Data listing:
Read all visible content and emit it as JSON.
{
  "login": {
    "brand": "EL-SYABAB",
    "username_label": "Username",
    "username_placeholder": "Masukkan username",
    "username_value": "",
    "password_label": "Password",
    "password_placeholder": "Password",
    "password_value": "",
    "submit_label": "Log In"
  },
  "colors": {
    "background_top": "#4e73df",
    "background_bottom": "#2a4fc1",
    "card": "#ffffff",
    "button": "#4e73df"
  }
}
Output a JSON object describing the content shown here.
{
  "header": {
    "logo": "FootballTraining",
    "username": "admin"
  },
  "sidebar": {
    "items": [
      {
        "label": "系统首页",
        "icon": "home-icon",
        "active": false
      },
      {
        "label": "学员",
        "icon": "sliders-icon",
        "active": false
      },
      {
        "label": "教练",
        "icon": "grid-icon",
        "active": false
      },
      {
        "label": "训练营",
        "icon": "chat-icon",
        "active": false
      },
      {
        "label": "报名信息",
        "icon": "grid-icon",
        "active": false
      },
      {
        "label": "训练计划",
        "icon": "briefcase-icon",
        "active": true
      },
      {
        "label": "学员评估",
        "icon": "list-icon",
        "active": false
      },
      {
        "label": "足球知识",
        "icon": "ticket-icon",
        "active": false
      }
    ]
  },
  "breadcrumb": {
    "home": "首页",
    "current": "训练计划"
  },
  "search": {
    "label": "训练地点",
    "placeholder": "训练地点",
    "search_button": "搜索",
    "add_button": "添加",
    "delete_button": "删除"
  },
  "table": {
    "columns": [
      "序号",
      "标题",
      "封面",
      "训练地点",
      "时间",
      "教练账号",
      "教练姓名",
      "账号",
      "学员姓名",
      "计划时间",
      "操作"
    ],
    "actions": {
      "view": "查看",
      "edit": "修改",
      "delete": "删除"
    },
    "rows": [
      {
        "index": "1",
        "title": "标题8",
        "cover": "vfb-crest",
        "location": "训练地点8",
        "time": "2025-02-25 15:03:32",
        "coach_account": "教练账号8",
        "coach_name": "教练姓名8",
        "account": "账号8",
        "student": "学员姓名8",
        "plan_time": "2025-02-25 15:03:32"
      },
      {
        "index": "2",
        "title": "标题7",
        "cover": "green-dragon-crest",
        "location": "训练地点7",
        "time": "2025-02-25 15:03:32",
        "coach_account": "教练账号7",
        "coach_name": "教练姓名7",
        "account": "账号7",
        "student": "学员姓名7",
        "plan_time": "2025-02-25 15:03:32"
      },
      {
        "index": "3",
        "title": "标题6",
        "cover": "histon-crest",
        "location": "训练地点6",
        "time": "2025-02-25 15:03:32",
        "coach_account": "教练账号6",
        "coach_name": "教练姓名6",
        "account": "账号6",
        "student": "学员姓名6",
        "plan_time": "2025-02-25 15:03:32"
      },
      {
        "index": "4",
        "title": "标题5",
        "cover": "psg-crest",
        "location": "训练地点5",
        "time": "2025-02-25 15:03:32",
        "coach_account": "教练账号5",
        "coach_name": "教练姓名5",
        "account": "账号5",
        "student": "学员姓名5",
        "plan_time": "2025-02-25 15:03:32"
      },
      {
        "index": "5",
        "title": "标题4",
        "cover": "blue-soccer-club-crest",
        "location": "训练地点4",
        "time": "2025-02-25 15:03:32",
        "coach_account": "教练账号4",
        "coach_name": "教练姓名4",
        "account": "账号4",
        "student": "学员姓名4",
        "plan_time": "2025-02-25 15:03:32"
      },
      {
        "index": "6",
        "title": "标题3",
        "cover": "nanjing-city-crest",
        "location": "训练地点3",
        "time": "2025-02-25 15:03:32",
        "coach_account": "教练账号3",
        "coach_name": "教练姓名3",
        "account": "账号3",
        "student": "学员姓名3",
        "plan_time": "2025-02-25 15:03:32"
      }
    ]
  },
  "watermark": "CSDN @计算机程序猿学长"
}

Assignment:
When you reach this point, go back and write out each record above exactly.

Answer space:
Read all visible content and emit it as JSON.
{
  "login": {
    "brand": "EL-SYABAB",
    "username_label": "Username",
    "username_placeholder": "Masukkan username",
    "username_value": "",
    "password_label": "Password",
    "password_placeholder": "Password",
    "password_value": "",
    "submit_label": "Log In"
  },
  "colors": {
    "background_top": "#4e73df",
    "background_bottom": "#2a4fc1",
    "card": "#ffffff",
    "button": "#4e73df"
  }
}
Output a JSON object describing the content shown here.
{
  "header": {
    "logo": "FootballTraining",
    "username": "admin"
  },
  "sidebar": {
    "items": [
      {
        "label": "系统首页",
        "icon": "home-icon",
        "active": false
      },
      {
        "label": "学员",
        "icon": "sliders-icon",
        "active": false
      },
      {
        "label": "教练",
        "icon": "grid-icon",
        "active": false
      },
      {
        "label": "训练营",
        "icon": "chat-icon",
        "active": false
      },
      {
        "label": "报名信息",
        "icon": "grid-icon",
        "active": false
      },
      {
        "label": "训练计划",
        "icon": "briefcase-icon",
        "active": true
      },
      {
        "label": "学员评估",
        "icon": "list-icon",
        "active": false
      },
      {
        "label": "足球知识",
        "icon": "ticket-icon",
        "active": false
      }
    ]
  },
  "breadcrumb": {
    "home": "首页",
    "current": "训练计划"
  },
  "search": {
    "label": "训练地点",
    "placeholder": "训练地点",
    "search_button": "搜索",
    "add_button": "添加",
    "delete_button": "删除"
  },
  "table": {
    "columns": [
      "序号",
      "标题",
      "封面",
      "训练地点",
      "时间",
      "教练账号",
      "教练姓名",
      "账号",
      "学员姓名",
      "计划时间",
      "操作"
    ],
    "actions": {
      "view": "查看",
      "edit": "修改",
      "delete": "删除"
    },
    "rows": [
      {
        "index": "1",
        "title": "标题8",
        "cover": "vfb-crest",
        "location": "训练地点8",
        "time": "2025-02-25 15:03:32",
        "coach_account": "教练账号8",
        "coach_name": "教练姓名8",
        "account": "账号8",
        "student": "学员姓名8",
        "plan_time": "2025-02-25 15:03:32"
      },
      {
        "index": "2",
        "title": "标题7",
        "cover": "green-dragon-crest",
        "location": "训练地点7",
        "time": "2025-02-25 15:03:32",
        "coach_account": "教练账号7",
        "coach_name": "教练姓名7",
        "account": "账号7",
        "student": "学员姓名7",
        "plan_time": "2025-02-25 15:03:32"
      },
      {
        "index": "3",
        "title": "标题6",
        "cover": "histon-crest",
        "location": "训练地点6",
        "time": "2025-02-25 15:03:32",
        "coach_account": "教练账号6",
        "coach_name": "教练姓名6",
        "account": "账号6",
        "student": "学员姓名6",
        "plan_time": "2025-02-25 15:03:32"
      },
      {
        "index": "4",
        "title": "标题5",
        "cover": "psg-crest",
        "location": "训练地点5",
        "time": "2025-02-25 15:03:32",
        "coach_account": "教练账号5",
        "coach_name": "教练姓名5",
        "account": "账号5",
        "student": "学员姓名5",
        "plan_time": "2025-02-25 15:03:32"
      },
      {
        "index": "5",
        "title": "标题4",
        "cover": "blue-soccer-club-crest",
        "location": "训练地点4",
        "time": "2025-02-25 15:03:32",
        "coach_account": "教练账号4",
        "coach_name": "教练姓名4",
        "account": "账号4",
        "student": "学员姓名4",
        "plan_time": "2025-02-25 15:03:32"
      },
      {
        "index": "6",
        "title": "标题3",
        "cover": "nanjing-city-crest",
        "location": "训练地点3",
        "time": "2025-02-25 15:03:32",
        "coach_account": "教练账号3",
        "coach_name": "教练姓名3",
        "account": "账号3",
        "student": "学员姓名3",
        "plan_time": "2025-02-25 15:03:32"
      }
    ]
  },
  "watermark": "CSDN @计算机程序猿学长"
}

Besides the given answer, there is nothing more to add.